  • Mon­ey does not make me hap­py.
  • Trav­el­ing alone is help­ful for a new per­spec­tive on life.
  • Keep­ing a diary sup­ports per­son­al devel­op­ment.
  • Try­ing to look good lim­its my life.
  • Mate­r­i­al lux­u­ries are best enjoyed in small dos­es.
  • Wor­ry­ing solves noth­ing.
  • Com­plain­ing is sil­ly. either act or for­get.
  • Actu­al­ly doing the things I set out to do increas­es my over­all lev­el of sat­is­fac­tion.
  • Every­body thinks they are right.
  • Low expec­ta­tions are a good strat­e­gy.
  • What­ev­er I want to explore pro­fes­sion­al­ly, its best to try it out for myself first.
  • Every­body who is hon­est is inter­est­ing.

There’s also a com­mu­ni­ty site ded­i­cat­ed to Things I Have Learned In My Life in which you may con­tribute, share, and hear oth­er people’s life lessons.

PS. Thanks to Mar­co de Jong for sum­ma­riz­ing them on the TED Talk page.

Google’s Project 10^100

YouTube Preview Image

Project 10100 is a call for ideas to change the world by help­ing as many peo­ple as pos­si­ble.

Here are the points in order to par­tic­i­pate:

  1. Sub­mit your ideas by Octo­ber 20th. You may do so by using this sub­mis­sion form.
  2. Vot­ing takes place on Jan­u­ary 27, 2009. Google will be pick­ing the top 100 ideas, of which 20 semi-final­ists will be select­ed through pub­lic vot­ing. From there, Google advi­so­ry board will then select up to 5 final ideas.
  3. After the final ideas have been picked, Google will bring them to life. They will com­mit $10-mil­lion to imple­ment the projects.

I like how Google is doing this. Hope­ful­ly, its suc­cess­ful enough that not only a lot of peo­ple con­ceive great ideas but also help the World. If any, I wouldn’t be a bit sur­prised if those 5 or so final­ist show up on TED Talks.

More details avail­able at project10tothe100.com. Good luck every­one! Let’s change the World pos­i­tive­ly.

Google Chrome’s Logo Inspiration from Pokemon?

As I was try­ing to con­firm my hunch about Chrome and the Poke­mon ball look­ing the same, I ran into a search result in Flickr which led me to Cole Hen­ley’s image above.

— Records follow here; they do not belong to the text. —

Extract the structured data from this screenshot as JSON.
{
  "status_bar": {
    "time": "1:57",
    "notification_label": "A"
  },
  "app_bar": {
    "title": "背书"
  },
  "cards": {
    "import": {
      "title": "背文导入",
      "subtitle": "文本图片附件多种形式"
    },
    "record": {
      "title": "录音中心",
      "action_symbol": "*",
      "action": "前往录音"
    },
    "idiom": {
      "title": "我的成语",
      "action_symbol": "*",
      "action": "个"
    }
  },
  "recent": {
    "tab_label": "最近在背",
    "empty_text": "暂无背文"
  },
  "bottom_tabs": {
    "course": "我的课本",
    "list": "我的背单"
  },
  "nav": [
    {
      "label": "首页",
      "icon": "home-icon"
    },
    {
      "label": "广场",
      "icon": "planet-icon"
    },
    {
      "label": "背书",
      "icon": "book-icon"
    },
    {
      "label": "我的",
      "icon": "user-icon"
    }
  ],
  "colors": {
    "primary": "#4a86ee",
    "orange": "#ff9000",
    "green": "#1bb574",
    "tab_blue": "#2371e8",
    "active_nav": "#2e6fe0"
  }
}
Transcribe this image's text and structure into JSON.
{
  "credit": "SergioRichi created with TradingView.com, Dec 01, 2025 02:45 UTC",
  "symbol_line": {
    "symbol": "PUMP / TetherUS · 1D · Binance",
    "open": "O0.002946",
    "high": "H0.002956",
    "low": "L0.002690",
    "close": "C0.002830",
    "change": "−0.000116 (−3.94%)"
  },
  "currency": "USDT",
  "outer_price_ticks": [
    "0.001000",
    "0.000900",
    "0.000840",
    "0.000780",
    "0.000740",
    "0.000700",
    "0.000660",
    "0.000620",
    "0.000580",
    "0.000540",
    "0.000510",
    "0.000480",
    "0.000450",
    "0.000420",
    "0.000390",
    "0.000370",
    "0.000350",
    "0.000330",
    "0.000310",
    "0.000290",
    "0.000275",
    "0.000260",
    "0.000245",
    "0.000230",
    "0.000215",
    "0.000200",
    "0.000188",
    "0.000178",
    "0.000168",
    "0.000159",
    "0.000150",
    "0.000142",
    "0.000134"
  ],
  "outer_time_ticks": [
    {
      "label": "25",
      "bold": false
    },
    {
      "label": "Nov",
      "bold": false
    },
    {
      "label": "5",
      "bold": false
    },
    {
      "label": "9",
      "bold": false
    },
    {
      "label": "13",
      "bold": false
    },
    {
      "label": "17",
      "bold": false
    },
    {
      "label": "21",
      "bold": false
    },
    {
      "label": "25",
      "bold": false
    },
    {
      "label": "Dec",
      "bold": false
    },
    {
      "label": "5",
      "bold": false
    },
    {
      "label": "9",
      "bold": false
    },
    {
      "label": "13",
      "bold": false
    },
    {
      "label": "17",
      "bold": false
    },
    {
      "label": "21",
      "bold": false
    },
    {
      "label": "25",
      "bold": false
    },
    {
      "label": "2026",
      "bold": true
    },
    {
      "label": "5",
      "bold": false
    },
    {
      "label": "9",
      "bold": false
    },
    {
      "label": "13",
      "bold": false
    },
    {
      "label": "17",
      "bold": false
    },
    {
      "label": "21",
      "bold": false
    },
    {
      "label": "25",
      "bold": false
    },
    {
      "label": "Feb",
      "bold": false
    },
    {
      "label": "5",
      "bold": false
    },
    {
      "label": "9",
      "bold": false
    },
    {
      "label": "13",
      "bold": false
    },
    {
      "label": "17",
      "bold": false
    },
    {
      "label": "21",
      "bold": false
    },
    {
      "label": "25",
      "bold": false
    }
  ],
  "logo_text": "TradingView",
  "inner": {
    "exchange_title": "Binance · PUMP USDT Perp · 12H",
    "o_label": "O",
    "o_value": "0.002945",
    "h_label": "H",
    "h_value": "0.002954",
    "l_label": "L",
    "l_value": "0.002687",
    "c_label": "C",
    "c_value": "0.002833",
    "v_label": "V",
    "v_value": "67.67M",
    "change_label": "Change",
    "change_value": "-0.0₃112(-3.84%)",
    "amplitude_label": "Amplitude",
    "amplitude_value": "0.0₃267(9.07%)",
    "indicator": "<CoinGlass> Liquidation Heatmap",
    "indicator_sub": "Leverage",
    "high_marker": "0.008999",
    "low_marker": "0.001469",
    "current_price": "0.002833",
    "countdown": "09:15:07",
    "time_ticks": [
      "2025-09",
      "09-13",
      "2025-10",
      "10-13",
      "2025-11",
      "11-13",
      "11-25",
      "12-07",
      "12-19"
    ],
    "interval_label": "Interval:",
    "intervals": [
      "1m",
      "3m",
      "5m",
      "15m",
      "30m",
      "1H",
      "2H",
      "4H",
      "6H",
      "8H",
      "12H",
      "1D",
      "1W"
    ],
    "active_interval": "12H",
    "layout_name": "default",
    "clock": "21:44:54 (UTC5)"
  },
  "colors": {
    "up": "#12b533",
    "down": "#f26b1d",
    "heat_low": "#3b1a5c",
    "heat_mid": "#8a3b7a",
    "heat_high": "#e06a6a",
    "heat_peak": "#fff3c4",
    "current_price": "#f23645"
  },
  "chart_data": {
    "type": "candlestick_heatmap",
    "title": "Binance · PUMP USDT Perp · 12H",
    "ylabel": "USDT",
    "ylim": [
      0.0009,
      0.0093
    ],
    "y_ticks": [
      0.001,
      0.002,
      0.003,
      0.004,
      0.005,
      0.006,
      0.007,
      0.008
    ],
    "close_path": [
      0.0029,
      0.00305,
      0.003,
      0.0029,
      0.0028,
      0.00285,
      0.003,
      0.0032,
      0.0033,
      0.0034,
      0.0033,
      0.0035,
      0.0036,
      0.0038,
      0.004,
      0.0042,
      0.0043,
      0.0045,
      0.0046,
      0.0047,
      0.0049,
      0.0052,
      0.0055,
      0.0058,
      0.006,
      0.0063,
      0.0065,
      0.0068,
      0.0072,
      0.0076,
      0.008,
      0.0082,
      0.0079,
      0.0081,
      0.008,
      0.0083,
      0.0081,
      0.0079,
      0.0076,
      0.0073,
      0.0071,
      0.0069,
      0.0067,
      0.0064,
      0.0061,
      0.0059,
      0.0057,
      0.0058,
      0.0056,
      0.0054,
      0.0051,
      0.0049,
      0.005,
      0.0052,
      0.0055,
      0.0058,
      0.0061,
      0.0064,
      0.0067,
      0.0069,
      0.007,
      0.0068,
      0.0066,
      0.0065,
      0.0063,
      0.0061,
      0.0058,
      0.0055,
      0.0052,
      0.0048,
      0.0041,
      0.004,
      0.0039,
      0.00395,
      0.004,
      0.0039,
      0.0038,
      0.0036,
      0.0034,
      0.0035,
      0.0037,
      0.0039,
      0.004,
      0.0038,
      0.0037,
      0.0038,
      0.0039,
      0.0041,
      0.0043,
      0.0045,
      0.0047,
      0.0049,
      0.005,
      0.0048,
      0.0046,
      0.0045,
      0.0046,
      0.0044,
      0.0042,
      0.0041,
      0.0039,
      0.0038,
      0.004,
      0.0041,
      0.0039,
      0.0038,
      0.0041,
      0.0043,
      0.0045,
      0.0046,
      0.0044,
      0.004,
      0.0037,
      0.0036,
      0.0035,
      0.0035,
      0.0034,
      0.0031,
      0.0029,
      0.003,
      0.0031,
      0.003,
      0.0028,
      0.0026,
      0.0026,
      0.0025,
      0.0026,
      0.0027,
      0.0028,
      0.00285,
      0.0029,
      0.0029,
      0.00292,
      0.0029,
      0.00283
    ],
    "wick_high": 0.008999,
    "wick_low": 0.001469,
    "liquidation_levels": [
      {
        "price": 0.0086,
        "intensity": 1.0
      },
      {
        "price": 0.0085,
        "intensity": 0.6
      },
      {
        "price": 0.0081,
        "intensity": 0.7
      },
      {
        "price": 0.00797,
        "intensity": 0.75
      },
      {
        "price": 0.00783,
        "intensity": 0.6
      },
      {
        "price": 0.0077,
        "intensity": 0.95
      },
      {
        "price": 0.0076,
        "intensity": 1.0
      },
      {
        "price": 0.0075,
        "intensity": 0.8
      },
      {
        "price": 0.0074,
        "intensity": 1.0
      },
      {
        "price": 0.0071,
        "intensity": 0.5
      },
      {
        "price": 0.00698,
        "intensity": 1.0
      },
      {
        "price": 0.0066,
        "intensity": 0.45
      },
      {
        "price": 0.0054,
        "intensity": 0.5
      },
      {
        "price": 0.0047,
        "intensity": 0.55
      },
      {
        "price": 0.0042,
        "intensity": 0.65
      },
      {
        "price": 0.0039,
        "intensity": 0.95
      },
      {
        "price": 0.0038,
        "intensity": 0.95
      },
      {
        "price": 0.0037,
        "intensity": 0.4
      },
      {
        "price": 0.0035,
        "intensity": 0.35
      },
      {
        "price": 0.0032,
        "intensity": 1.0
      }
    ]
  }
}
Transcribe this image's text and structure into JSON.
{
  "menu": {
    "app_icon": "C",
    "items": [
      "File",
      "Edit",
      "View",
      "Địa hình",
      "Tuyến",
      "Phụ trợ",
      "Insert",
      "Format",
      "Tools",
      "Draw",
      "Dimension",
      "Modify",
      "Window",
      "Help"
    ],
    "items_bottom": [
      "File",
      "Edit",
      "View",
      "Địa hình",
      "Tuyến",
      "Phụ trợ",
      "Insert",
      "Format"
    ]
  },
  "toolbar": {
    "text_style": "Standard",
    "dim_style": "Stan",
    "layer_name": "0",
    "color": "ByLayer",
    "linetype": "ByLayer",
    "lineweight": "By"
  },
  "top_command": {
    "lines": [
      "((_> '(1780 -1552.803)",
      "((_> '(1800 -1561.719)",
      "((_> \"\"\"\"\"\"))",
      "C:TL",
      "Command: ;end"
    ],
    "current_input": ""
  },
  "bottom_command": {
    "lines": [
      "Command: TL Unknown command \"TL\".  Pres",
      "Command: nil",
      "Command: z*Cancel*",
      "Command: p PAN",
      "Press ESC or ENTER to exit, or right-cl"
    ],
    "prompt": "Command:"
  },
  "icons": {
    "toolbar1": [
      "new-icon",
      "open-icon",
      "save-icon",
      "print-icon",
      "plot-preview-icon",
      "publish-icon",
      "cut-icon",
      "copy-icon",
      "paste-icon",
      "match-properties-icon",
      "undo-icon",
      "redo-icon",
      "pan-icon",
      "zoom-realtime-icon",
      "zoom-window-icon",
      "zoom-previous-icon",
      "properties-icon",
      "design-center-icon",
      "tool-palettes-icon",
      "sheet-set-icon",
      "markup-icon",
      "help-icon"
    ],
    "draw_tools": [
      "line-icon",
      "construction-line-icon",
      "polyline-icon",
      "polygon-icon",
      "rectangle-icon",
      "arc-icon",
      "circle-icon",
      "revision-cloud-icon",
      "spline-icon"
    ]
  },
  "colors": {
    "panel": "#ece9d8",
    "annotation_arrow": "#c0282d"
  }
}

Awe­some. I am not alone1.

  1. Although, I don’t know about the Simon Says part but it wouldn’t hurt. []